== Task description ==
All records are to be reproduced verbatim, with images omitted.

== Entries from a dataset of interfaces ==

# # # #

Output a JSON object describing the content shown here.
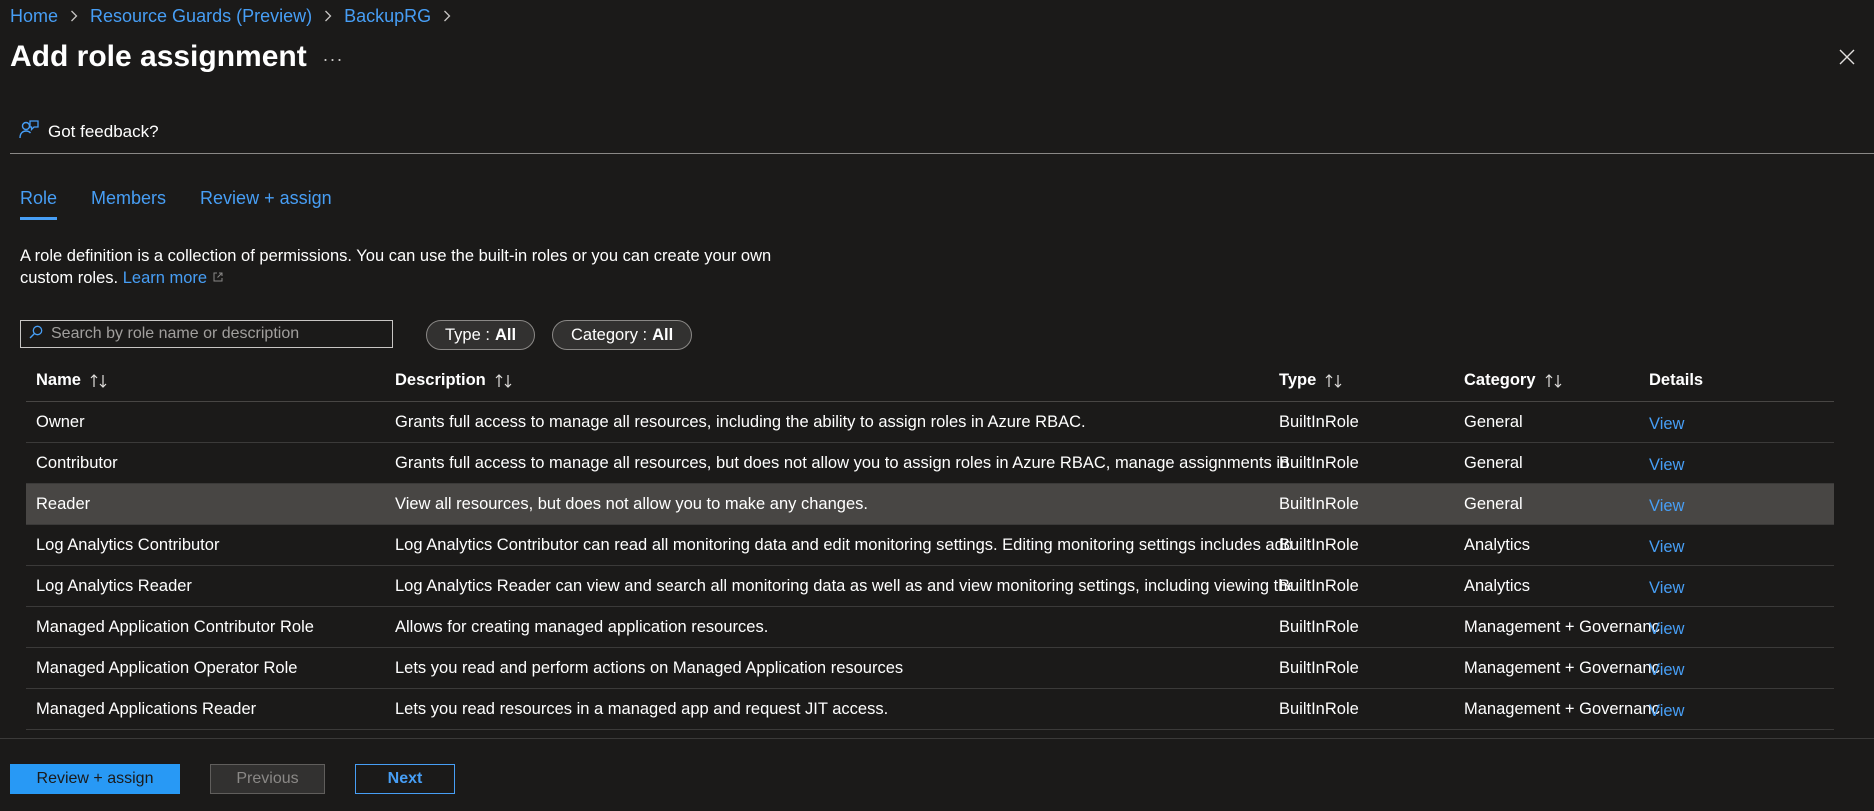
{
  "breadcrumb": [
    "Home",
    "Resource Guards (Preview)",
    "BackupRG"
  ],
  "title": "Add role assignment",
  "more_label": "···",
  "feedback_label": "Got feedback?",
  "tabs": [
    {
      "label": "Role",
      "active": true
    },
    {
      "label": "Members",
      "active": false
    },
    {
      "label": "Review + assign",
      "active": false
    }
  ],
  "intro": {
    "text": "A role definition is a collection of permissions. You can use the built-in roles or you can create your own custom roles.",
    "link": "Learn more"
  },
  "search": {
    "placeholder": "Search by role name or description",
    "value": ""
  },
  "filters": [
    {
      "label": "Type :",
      "value": "All"
    },
    {
      "label": "Category :",
      "value": "All"
    }
  ],
  "table": {
    "columns": [
      "Name",
      "Description",
      "Type",
      "Category",
      "Details"
    ],
    "rows": [
      {
        "name": "Owner",
        "description": "Grants full access to manage all resources, including the ability to assign roles in Azure RBAC.",
        "type": "BuiltInRole",
        "category": "General",
        "details": "View",
        "selected": false
      },
      {
        "name": "Contributor",
        "description": "Grants full access to manage all resources, but does not allow you to assign roles in Azure RBAC, manage assignments in Azure Blueprints, or share image galleries.",
        "type": "BuiltInRole",
        "category": "General",
        "details": "View",
        "selected": false
      },
      {
        "name": "Reader",
        "description": "View all resources, but does not allow you to make any changes.",
        "type": "BuiltInRole",
        "category": "General",
        "details": "View",
        "selected": true
      },
      {
        "name": "Log Analytics Contributor",
        "description": "Log Analytics Contributor can read all monitoring data and edit monitoring settings. Editing monitoring settings includes adding the VM extension to VMs.",
        "type": "BuiltInRole",
        "category": "Analytics",
        "details": "View",
        "selected": false
      },
      {
        "name": "Log Analytics Reader",
        "description": "Log Analytics Reader can view and search all monitoring data as well as and view monitoring settings, including viewing the configuration of Azure diagnostics.",
        "type": "BuiltInRole",
        "category": "Analytics",
        "details": "View",
        "selected": false
      },
      {
        "name": "Managed Application Contributor Role",
        "description": "Allows for creating managed application resources.",
        "type": "BuiltInRole",
        "category": "Management + Governance",
        "details": "View",
        "selected": false
      },
      {
        "name": "Managed Application Operator Role",
        "description": "Lets you read and perform actions on Managed Application resources",
        "type": "BuiltInRole",
        "category": "Management + Governance",
        "details": "View",
        "selected": false
      },
      {
        "name": "Managed Applications Reader",
        "description": "Lets you read resources in a managed app and request JIT access.",
        "type": "BuiltInRole",
        "category": "Management + Governance",
        "details": "View",
        "selected": false
      }
    ]
  },
  "buttons": {
    "review_assign": "Review + assign",
    "previous": "Previous",
    "next": "Next"
  },
  "colors": {
    "background": "#1b1a19",
    "accent": "#479ef5",
    "primary_button": "#2899f5",
    "selected_row": "#484644"
  }
}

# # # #

== Expected answer ==
Output a JSON object describing the content shown here.
{
  "breadcrumb": [
    "Home",
    "Resource Guards (Preview)",
    "BackupRG"
  ],
  "title": "Add role assignment",
  "more_label": "···",
  "feedback_label": "Got feedback?",
  "tabs": [
    {
      "label": "Role",
      "active": true
    },
    {
      "label": "Members",
      "active": false
    },
    {
      "label": "Review + assign",
      "active": false
    }
  ],
  "intro": {
    "text": "A role definition is a collection of permissions. You can use the built-in roles or you can create your own custom roles.",
    "link": "Learn more"
  },
  "search": {
    "placeholder": "Search by role name or description",
    "value": ""
  },
  "filters": [
    {
      "label": "Type :",
      "value": "All"
    },
    {
      "label": "Category :",
      "value": "All"
    }
  ],
  "table": {
    "columns": [
      "Name",
      "Description",
      "Type",
      "Category",
      "Details"
    ],
    "rows": [
      {
        "name": "Owner",
        "description": "Grants full access to manage all resources, including the ability to assign roles in Azure RBAC.",
        "type": "BuiltInRole",
        "category": "General",
        "details": "View",
        "selected": false
      },
      {
        "name": "Contributor",
        "description": "Grants full access to manage all resources, but does not allow you to assign roles in Azure RBAC, manage assignments in Azure Blueprints, or share image galleries.",
        "type": "BuiltInRole",
        "category": "General",
        "details": "View",
        "selected": false
      },
      {
        "name": "Reader",
        "description": "View all resources, but does not allow you to make any changes.",
        "type": "BuiltInRole",
        "category": "General",
        "details": "View",
        "selected": true
      },
      {
        "name": "Log Analytics Contributor",
        "description": "Log Analytics Contributor can read all monitoring data and edit monitoring settings. Editing monitoring settings includes adding the VM extension to VMs.",
        "type": "BuiltInRole",
        "category": "Analytics",
        "details": "View",
        "selected": false
      },
      {
        "name": "Log Analytics Reader",
        "description": "Log Analytics Reader can view and search all monitoring data as well as and view monitoring settings, including viewing the configuration of Azure diagnostics.",
        "type": "BuiltInRole",
        "category": "Analytics",
        "details": "View",
        "selected": false
      },
      {
        "name": "Managed Application Contributor Role",
        "description": "Allows for creating managed application resources.",
        "type": "BuiltInRole",
        "category": "Management + Governance",
        "details": "View",
        "selected": false
      },
      {
        "name": "Managed Application Operator Role",
        "description": "Lets you read and perform actions on Managed Application resources",
        "type": "BuiltInRole",
        "category": "Management + Governance",
        "details": "View",
        "selected": false
      },
      {
        "name": "Managed Applications Reader",
        "description": "Lets you read resources in a managed app and request JIT access.",
        "type": "BuiltInRole",
        "category": "Management + Governance",
        "details": "View",
        "selected": false
      }
    ]
  },
  "buttons": {
    "review_assign": "Review + assign",
    "previous": "Previous",
    "next": "Next"
  },
  "colors": {
    "background": "#1b1a19",
    "accent": "#479ef5",
    "primary_button": "#2899f5",
    "selected_row": "#484644"
  }
}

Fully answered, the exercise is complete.